     "The assistant to the president and national security advisor (APNSA), in consultation with the director of national intelligence (DNI), shall coordinate, on at least an annual basis, a review of the permissible uses of signals intelligence collected in bulk through the National Security Council principals and deputies committee system," the directive states.
     Obama said he will then conclude the review by going over "recommended additions to or removals from the list of the permissible uses of signals intelligence collected in bulk."
     A status report from the DNI is due in 180 days, describing implementation of various safeguards outlined in the directive "to minimize the dissemination and retention of personal information collected from signals intelligence activities."
     Without a determination or express exemption from the DNI because of national security interests, the United States should not retain information for more than five years, according to the directive.
     This time next year, the U.S. intelligence community must update or issue new policies to implement the safeguards, Obama added.
     The president's Intelligence Advisory Board meanwhile has 120 days to advise Obama as to "options for assessing the distinction between metadata and other types of information, and for replacing the 'need-to-share' or 'need-to-know' models for classified information sharing with a work-related access model."
     One digital rights group fighting to curb the surveillance questioned whether Obama's directive goes far enough.
     "The president took several steps toward reforming NSA surveillance, but there's still a long way to go," Cindy Cohn, the legal director for the Electronic Frontier Foundation, said in a statement. "Now it's up to the courts, Congress, and the public to ensure that real reform happens, including stopping all bulk surveillance - not just telephone records collection. Other necessary reforms include requiring prior judicial review of national security letters and ensuring the security and encryption of our digital tools, but the president's speech made no mention of these.
     Katitza Rodriguez, the EFF's international rights director, likewise pressured for more action.

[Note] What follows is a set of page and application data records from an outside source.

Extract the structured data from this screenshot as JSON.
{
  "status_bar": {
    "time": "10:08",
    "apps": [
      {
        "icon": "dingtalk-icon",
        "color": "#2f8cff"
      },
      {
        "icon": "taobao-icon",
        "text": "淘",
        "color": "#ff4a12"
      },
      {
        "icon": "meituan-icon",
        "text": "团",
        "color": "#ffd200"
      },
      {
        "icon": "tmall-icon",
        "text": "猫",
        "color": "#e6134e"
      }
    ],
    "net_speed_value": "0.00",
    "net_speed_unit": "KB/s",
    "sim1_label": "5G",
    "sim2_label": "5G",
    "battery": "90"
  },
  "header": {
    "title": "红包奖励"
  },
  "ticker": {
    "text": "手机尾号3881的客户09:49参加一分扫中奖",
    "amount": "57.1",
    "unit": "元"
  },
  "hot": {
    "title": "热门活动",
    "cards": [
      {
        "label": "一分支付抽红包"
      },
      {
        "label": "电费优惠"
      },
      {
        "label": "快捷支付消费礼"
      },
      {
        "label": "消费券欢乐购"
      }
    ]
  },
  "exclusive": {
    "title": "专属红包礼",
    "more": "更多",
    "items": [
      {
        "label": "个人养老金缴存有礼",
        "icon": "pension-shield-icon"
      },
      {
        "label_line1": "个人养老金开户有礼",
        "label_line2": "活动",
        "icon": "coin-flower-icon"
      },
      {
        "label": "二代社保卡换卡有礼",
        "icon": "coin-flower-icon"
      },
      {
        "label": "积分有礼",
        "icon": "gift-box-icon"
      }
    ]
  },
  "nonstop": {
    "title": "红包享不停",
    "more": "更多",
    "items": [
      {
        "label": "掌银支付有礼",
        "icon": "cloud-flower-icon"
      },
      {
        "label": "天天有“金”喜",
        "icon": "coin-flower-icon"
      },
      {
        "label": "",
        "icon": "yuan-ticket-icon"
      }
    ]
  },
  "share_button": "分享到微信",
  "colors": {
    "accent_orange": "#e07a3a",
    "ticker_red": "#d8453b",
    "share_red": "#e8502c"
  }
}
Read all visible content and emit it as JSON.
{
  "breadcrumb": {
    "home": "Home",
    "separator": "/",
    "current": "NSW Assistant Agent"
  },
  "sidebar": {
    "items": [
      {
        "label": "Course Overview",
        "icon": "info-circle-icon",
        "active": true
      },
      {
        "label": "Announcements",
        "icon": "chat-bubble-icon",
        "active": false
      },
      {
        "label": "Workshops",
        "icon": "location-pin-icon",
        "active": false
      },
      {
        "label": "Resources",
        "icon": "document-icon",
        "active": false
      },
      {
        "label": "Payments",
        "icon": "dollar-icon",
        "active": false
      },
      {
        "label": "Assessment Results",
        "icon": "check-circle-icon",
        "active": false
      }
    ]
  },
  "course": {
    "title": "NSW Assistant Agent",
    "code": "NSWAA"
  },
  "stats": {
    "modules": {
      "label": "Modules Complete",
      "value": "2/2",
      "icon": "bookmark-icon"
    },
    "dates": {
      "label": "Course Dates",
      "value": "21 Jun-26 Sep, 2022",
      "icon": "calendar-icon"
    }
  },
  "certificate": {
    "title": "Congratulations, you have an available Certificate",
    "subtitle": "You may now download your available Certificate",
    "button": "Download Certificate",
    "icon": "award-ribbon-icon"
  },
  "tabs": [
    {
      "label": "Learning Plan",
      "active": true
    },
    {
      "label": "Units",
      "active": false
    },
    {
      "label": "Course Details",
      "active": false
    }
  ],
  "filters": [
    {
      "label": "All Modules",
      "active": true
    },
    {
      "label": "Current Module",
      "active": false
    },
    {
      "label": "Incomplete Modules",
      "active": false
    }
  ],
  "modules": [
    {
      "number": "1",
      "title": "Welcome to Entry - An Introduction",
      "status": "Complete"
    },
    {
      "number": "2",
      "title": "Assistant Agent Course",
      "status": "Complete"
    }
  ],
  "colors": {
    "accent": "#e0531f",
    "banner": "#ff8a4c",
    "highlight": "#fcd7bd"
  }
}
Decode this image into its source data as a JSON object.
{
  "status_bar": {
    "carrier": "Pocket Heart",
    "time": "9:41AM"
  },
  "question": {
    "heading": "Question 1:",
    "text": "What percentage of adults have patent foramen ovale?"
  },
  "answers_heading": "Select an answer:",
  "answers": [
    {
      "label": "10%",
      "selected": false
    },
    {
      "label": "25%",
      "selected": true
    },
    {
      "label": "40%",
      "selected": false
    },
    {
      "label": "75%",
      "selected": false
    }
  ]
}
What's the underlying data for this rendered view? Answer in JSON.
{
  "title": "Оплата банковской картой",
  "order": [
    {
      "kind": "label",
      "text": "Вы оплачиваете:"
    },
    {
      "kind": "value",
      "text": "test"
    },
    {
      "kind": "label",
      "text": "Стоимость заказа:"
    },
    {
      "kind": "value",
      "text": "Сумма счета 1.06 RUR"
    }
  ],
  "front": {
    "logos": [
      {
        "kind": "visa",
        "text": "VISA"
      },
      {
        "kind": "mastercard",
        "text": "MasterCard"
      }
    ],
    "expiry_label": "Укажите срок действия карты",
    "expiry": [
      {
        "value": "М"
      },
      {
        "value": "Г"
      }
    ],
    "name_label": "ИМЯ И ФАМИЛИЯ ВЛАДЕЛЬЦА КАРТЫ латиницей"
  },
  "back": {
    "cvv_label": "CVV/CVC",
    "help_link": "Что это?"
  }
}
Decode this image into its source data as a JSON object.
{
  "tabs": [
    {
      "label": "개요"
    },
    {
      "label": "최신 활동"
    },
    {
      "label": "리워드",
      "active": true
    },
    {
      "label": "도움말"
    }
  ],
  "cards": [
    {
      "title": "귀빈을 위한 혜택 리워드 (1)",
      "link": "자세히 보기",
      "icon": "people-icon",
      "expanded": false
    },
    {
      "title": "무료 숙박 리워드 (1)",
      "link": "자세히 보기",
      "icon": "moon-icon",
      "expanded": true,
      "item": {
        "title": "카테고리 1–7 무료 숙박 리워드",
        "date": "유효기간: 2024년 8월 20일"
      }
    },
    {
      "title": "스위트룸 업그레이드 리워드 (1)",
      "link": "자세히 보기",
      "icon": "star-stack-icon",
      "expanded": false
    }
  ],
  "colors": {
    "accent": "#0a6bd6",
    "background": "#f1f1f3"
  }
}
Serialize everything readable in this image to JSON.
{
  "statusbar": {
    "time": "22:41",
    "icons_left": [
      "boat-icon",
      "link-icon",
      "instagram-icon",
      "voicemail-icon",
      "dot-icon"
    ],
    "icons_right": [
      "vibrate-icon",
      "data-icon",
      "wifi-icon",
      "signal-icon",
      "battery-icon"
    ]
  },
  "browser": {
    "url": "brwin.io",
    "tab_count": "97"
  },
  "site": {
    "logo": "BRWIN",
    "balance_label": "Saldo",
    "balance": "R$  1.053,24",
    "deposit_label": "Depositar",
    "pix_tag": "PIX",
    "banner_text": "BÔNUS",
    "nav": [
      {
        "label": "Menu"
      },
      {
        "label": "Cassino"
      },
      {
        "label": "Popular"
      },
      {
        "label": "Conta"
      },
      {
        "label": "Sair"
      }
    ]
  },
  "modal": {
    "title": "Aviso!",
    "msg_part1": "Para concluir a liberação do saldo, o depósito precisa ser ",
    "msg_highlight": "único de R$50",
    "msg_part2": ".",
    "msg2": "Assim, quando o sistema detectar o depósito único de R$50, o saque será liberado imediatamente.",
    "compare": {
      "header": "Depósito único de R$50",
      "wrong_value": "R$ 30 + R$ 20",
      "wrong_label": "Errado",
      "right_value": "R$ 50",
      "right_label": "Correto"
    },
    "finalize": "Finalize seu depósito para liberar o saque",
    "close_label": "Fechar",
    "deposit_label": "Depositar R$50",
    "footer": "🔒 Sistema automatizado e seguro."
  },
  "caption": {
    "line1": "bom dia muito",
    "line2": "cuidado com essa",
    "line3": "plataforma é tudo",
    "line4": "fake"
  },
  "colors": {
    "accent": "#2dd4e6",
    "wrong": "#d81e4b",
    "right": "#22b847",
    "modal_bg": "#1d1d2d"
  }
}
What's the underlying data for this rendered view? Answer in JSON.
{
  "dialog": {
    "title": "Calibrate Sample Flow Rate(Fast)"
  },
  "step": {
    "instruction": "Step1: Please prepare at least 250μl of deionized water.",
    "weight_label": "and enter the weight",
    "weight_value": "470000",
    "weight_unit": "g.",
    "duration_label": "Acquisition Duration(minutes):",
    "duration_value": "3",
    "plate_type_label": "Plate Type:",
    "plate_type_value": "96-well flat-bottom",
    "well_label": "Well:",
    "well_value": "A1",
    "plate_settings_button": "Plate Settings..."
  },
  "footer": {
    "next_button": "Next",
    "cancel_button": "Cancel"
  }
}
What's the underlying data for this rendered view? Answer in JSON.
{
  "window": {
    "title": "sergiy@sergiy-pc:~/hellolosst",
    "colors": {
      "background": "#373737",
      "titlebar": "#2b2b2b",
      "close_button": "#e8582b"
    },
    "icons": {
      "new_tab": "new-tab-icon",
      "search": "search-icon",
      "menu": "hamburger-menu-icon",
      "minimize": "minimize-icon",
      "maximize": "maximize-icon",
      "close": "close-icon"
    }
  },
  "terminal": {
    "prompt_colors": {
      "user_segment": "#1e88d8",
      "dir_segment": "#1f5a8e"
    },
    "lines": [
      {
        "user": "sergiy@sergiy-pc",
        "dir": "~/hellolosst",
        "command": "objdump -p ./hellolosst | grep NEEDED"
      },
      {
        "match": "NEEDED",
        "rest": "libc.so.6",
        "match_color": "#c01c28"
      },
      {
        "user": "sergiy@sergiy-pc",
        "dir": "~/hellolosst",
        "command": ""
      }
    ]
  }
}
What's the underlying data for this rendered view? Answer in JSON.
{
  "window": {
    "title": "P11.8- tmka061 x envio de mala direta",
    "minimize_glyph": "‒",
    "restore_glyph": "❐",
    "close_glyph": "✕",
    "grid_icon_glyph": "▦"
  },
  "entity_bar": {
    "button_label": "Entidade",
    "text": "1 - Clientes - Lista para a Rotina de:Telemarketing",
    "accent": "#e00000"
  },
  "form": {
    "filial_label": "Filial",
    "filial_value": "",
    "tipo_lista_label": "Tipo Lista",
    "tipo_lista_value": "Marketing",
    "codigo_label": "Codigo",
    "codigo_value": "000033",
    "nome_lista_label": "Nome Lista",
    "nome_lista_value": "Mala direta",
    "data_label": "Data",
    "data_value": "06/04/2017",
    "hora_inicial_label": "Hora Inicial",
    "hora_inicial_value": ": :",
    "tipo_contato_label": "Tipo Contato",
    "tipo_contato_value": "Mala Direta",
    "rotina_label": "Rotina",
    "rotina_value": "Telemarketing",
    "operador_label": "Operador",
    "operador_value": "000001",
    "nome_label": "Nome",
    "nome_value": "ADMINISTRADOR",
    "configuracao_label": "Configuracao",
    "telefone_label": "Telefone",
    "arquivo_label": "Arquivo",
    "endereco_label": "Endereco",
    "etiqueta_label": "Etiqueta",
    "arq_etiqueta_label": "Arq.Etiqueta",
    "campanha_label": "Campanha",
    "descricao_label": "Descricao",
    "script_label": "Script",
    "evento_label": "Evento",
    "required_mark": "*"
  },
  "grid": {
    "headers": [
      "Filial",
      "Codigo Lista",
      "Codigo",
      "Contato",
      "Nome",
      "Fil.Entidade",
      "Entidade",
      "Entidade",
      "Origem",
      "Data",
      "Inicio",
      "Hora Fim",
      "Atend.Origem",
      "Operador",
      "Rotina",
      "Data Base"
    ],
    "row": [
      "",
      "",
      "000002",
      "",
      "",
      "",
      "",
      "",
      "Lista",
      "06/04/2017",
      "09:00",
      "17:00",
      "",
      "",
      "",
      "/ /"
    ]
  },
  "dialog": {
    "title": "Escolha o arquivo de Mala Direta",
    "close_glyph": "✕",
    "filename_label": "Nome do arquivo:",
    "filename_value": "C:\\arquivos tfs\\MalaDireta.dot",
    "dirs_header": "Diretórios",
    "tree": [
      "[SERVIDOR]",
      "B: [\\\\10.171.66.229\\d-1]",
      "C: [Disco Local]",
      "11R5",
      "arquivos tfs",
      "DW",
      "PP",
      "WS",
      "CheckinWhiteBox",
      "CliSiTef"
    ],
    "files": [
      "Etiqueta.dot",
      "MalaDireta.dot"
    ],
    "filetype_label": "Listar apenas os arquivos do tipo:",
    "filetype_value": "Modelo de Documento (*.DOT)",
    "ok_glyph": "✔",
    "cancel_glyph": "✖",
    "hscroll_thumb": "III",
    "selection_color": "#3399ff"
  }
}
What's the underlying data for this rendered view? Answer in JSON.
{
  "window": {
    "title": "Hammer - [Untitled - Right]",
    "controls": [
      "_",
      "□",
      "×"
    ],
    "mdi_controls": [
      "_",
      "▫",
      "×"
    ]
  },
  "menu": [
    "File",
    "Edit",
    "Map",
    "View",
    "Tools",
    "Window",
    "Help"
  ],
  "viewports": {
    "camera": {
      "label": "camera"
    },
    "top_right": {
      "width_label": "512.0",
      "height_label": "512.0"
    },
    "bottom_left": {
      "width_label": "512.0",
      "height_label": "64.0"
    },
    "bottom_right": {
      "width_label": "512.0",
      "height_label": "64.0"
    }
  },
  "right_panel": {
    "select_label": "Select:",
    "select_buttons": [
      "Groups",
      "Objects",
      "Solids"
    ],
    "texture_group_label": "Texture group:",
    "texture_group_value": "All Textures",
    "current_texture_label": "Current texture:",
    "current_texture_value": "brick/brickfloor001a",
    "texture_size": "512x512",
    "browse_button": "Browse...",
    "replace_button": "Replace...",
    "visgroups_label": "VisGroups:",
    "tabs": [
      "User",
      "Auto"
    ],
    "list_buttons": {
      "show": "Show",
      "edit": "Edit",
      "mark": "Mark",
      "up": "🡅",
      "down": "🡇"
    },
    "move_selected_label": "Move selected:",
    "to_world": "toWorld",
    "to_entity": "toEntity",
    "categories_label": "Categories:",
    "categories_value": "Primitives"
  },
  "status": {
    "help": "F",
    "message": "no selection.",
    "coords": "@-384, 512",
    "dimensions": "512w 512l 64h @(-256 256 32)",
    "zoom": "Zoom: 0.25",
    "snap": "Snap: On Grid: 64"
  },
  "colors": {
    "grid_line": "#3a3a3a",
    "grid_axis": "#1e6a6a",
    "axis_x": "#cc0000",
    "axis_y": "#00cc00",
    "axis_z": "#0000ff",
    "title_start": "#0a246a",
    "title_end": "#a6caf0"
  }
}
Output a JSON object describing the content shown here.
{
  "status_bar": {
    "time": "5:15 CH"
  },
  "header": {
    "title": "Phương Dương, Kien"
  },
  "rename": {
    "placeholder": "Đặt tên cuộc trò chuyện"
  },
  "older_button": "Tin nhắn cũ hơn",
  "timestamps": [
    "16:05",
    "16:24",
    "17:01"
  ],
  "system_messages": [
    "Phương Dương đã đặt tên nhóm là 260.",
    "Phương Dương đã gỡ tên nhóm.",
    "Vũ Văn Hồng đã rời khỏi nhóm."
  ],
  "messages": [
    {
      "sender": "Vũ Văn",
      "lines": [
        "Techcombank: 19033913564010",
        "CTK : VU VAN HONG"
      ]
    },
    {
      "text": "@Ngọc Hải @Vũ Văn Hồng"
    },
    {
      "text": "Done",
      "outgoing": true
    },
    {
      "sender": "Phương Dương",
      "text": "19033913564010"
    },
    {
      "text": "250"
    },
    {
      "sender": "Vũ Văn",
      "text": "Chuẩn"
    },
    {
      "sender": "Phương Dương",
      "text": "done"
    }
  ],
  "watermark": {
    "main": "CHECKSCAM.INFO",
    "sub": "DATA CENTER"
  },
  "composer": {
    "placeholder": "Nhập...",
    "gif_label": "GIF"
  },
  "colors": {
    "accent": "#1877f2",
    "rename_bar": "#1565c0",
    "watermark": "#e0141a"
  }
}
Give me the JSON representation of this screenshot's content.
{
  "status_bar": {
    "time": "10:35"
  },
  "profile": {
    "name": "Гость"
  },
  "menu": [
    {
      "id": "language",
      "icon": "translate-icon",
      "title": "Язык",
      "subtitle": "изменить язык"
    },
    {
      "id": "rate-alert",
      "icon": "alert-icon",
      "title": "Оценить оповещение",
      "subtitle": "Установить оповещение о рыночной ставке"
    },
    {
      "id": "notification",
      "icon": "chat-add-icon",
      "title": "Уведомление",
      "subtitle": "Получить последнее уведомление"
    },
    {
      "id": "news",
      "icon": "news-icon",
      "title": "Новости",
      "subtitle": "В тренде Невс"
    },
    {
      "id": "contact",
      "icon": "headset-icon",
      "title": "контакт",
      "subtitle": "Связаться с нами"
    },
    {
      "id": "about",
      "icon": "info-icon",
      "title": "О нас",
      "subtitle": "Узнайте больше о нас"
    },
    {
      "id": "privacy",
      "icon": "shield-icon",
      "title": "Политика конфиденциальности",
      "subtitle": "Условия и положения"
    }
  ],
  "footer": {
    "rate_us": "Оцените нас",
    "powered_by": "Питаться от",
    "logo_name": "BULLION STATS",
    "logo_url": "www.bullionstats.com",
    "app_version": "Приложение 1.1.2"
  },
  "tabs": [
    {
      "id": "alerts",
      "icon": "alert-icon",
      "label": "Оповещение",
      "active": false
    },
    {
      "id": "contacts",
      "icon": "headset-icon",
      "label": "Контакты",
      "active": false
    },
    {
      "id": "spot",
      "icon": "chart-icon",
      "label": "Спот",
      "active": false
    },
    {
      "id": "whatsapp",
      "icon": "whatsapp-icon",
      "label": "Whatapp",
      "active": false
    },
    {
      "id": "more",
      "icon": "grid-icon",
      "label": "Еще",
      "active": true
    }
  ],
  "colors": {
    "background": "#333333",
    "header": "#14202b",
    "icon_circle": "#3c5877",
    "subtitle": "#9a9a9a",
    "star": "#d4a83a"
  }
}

     "It was encouraging to see the president recognize the privacy rights of people around the world," said International Rights Director Katitza Rodriguez. "However, the details of Obama's plans to actually protect those privacy rights must conform with international human rights law, specifically that suspicion is necessary to target non-US person for surveillance."